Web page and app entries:
= = = = =

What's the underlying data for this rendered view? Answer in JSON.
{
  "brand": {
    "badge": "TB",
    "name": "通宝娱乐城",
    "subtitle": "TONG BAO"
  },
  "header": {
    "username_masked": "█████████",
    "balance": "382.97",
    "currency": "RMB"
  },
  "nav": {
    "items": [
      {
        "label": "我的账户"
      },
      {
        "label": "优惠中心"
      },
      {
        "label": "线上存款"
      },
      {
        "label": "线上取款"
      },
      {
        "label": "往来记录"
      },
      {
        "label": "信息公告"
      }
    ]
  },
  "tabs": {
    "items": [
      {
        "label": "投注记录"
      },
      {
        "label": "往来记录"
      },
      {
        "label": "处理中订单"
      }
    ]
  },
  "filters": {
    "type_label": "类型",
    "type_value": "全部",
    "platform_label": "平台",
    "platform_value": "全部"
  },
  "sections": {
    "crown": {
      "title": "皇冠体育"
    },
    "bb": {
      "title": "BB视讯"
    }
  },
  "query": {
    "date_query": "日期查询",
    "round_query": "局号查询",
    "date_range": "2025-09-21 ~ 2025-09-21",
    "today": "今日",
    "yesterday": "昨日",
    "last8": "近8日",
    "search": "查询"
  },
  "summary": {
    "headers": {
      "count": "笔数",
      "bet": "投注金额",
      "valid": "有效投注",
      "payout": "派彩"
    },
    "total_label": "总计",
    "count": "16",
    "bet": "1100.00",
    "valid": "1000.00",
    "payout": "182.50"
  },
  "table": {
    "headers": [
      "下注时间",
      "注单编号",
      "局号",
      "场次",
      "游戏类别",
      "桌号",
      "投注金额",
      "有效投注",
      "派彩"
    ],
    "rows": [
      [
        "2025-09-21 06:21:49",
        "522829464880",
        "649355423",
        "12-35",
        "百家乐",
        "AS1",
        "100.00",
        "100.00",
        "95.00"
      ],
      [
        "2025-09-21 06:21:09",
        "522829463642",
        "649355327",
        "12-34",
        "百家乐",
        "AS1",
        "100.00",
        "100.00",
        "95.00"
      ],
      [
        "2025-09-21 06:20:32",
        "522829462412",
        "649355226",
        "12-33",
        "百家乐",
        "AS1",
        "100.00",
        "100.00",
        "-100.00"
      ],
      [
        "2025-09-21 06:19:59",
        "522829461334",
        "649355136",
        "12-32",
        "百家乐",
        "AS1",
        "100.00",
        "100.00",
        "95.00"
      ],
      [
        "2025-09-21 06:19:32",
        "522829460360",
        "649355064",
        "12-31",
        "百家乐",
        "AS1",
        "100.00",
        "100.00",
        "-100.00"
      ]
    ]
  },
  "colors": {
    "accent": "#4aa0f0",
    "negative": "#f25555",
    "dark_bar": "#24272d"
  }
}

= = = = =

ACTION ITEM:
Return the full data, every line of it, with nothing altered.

ANSWER SECTION:
What's the underlying data for this rendered view? Answer in JSON.
{
  "brand": {
    "badge": "TB",
    "name": "通宝娱乐城",
    "subtitle": "TONG BAO"
  },
  "header": {
    "username_masked": "█████████",
    "balance": "382.97",
    "currency": "RMB"
  },
  "nav": {
    "items": [
      {
        "label": "我的账户"
      },
      {
        "label": "优惠中心"
      },
      {
        "label": "线上存款"
      },
      {
        "label": "线上取款"
      },
      {
        "label": "往来记录"
      },
      {
        "label": "信息公告"
      }
    ]
  },
  "tabs": {
    "items": [
      {
        "label": "投注记录"
      },
      {
        "label": "往来记录"
      },
      {
        "label": "处理中订单"
      }
    ]
  },
  "filters": {
    "type_label": "类型",
    "type_value": "全部",
    "platform_label": "平台",
    "platform_value": "全部"
  },
  "sections": {
    "crown": {
      "title": "皇冠体育"
    },
    "bb": {
      "title": "BB视讯"
    }
  },
  "query": {
    "date_query": "日期查询",
    "round_query": "局号查询",
    "date_range": "2025-09-21 ~ 2025-09-21",
    "today": "今日",
    "yesterday": "昨日",
    "last8": "近8日",
    "search": "查询"
  },
  "summary": {
    "headers": {
      "count": "笔数",
      "bet": "投注金额",
      "valid": "有效投注",
      "payout": "派彩"
    },
    "total_label": "总计",
    "count": "16",
    "bet": "1100.00",
    "valid": "1000.00",
    "payout": "182.50"
  },
  "table": {
    "headers": [
      "下注时间",
      "注单编号",
      "局号",
      "场次",
      "游戏类别",
      "桌号",
      "投注金额",
      "有效投注",
      "派彩"
    ],
    "rows": [
      [
        "2025-09-21 06:21:49",
        "522829464880",
        "649355423",
        "12-35",
        "百家乐",
        "AS1",
        "100.00",
        "100.00",
        "95.00"
      ],
      [
        "2025-09-21 06:21:09",
        "522829463642",
        "649355327",
        "12-34",
        "百家乐",
        "AS1",
        "100.00",
        "100.00",
        "95.00"
      ],
      [
        "2025-09-21 06:20:32",
        "522829462412",
        "649355226",
        "12-33",
        "百家乐",
        "AS1",
        "100.00",
        "100.00",
        "-100.00"
      ],
      [
        "2025-09-21 06:19:59",
        "522829461334",
        "649355136",
        "12-32",
        "百家乐",
        "AS1",
        "100.00",
        "100.00",
        "95.00"
      ],
      [
        "2025-09-21 06:19:32",
        "522829460360",
        "649355064",
        "12-31",
        "百家乐",
        "AS1",
        "100.00",
        "100.00",
        "-100.00"
      ]
    ]
  },
  "colors": {
    "accent": "#4aa0f0",
    "negative": "#f25555",
    "dark_bar": "#24272d"
  }
}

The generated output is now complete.